He also points out that the contribution of indigenous territories to reducing deforestation and tackling the climate crisis has already been proven by science. “The protection of territories is a theme closely linked to our historical moment. Indigenous peoples have been warning for a long time about the whole process of climate crisis that the world has been experiencing. Therefore, we stress that 'the indigenous future is today': we cannot waste any more time. The defence of indigenous territories is a factor of utmost importance in facing the climate crisis”, says Kleber.
“Demarcated territory is synonymous with living forest, with standing forest, with the survival of humanity, because we know that the climate crisis is there and it is getting worse and worse”, says Marciely Ayap Tupari, coordinator-secretary of the Coordination of Indigenous Organisations in the Amazon Brazilian (Coiab).
“We have always been aware of the importance of flora and fauna for our existence, but also for the entire planet. In recent years, we have suffered a huge setback in our rights, with invasion of our territories and no demarcation of new Indigenous Lands. Today we live in a different scenario, with the hope that things will get better”, says Marciely.
She claims that the demarcation of territories is more than an obligation of the Brazilian State towards indigenous peoples: it is a matter of survival for the planet. “The most protected territories are the indigenous territories - even those that are not demarcated are less destroyed, because we do the self-demarcation and that provides already more protection than a territory open to invasion, deforestation and land grabbing. But demarcating is the guarantee that we will have the forest alive. We bring this message, that we need the territory demarcated and protected so that we can fight the climate crisis”, says Marciely.

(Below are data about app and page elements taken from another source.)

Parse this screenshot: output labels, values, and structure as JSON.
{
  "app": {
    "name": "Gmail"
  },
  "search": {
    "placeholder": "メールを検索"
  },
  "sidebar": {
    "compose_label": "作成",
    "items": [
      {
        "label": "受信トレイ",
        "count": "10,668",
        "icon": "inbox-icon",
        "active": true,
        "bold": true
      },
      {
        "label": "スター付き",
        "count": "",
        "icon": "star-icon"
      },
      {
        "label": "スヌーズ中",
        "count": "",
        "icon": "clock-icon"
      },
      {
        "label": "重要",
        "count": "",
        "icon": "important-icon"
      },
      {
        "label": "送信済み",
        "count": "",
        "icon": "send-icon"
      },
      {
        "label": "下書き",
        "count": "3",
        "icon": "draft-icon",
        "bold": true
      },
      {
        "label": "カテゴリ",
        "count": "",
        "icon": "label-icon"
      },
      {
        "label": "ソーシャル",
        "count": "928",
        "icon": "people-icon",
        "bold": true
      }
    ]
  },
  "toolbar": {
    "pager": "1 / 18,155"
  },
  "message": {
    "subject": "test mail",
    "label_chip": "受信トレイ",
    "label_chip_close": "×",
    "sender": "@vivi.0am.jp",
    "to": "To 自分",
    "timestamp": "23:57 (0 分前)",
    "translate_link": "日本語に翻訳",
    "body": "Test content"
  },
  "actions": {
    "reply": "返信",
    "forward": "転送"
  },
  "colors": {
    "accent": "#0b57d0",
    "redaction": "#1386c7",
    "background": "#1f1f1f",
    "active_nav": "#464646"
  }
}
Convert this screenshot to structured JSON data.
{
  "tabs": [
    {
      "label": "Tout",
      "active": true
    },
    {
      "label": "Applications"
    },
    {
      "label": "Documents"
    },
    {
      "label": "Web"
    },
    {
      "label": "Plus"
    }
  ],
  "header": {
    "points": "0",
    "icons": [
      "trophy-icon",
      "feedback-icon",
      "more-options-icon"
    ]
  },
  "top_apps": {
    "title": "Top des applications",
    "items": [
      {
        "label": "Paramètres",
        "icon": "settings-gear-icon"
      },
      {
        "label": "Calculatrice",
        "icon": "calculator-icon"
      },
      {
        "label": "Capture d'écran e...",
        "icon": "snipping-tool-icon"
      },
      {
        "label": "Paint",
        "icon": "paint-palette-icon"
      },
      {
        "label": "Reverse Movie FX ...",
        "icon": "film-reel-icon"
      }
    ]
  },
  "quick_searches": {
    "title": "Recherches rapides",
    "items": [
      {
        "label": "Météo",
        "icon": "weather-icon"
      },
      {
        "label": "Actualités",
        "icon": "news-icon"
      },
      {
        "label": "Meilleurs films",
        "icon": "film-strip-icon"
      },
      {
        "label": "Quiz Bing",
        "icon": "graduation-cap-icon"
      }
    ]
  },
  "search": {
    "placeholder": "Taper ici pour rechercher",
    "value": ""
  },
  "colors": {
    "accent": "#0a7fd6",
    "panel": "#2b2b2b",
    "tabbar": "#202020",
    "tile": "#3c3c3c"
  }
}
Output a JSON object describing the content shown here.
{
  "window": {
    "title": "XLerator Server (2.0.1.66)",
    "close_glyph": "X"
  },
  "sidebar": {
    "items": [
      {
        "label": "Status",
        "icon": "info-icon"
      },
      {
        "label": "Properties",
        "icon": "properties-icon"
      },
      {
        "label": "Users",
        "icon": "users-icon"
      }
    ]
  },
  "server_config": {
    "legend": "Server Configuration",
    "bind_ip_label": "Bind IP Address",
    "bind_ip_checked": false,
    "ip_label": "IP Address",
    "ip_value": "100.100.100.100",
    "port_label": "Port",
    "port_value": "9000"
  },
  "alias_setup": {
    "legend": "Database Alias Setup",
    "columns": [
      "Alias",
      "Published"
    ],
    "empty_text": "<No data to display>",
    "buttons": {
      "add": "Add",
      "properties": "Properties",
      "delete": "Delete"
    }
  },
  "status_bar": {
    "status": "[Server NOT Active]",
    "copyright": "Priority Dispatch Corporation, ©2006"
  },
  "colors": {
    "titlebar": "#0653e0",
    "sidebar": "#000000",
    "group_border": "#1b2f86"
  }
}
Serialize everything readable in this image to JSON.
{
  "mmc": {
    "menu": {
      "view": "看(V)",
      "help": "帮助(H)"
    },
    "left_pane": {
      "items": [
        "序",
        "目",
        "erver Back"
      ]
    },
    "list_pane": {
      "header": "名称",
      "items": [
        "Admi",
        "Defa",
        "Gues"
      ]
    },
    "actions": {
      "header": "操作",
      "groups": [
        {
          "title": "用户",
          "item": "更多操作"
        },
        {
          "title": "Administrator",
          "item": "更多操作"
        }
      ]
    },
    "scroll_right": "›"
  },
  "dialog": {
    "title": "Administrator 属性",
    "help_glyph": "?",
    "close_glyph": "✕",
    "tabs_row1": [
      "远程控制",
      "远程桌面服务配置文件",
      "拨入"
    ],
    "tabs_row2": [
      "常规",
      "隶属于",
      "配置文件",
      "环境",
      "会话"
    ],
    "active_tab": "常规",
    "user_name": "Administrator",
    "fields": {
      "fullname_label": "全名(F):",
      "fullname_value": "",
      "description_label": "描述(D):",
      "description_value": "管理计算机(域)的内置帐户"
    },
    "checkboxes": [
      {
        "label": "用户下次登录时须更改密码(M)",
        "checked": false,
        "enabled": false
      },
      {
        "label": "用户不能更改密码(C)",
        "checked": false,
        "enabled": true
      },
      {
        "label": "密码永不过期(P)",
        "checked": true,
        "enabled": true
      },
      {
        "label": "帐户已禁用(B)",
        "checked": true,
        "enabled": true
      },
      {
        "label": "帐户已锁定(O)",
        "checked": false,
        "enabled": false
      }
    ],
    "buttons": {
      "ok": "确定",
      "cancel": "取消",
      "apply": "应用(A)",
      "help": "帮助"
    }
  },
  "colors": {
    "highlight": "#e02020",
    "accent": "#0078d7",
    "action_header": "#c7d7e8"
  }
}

The demarcation of Indigenous Lands is an ancestral right provided for in the Federal Constitution. Therefore, in addition to being essential for the conservation of all the country's biomes, the demarcation of territories is also central in the struggle for the rights of indigenous peoples and the maintenance of Brazilian democracy. According to Funai (National Foundation of Indigenous Peoples), there are around 680 regularised indigenous territories in Brazil and more than 200 are awaiting analysis to be demarcated.
During ATL 2023, indigenous peoples will focus their efforts on the struggle for the demarcation of 13 Indigenous Lands considered a priority. In December 2022, the transitional government set up the Original Peoples Working Group, with the participation of Apib, which identified these 13 Indigenous Lands that have no pending issues in their processes and are therefore ready to be ratified.
With the demarcation of these 13 Indigenous Lands, Brazil would have more than 1.5 million hectares of new protected areas. They are the Indigenous Lands Uneixi, of the Makoto Tukano people, and Acapuri de Cima, of the Kokama people (both in Amazonas state); Arara do Rio Amônia, from the Arara people, and Rio Gregório, from the Katukina people (both in Acre); Morro dos Cavalos, from the Guarani people, and Toldo Imbu, from the Kaingang people (both in Santa Catarina); Kariri-Xokó, from the Kariri-Xokó people, and Xukuru-Kariri, from the Xukuru-Kariri people (both in Alagoas); Cacique Fontoura, from the Karajá people (Mato Grosso); Tremembé de Barra do Mundaú, from the Tremembé people (Ceará); Aldeia Velha, from the Pataxó people (Bahia); Potiguara de Monte-Mor, from the Potiguara people (Paraíba); and Rio dos Rios, from the Kaingang people (Rio Grande do Sul).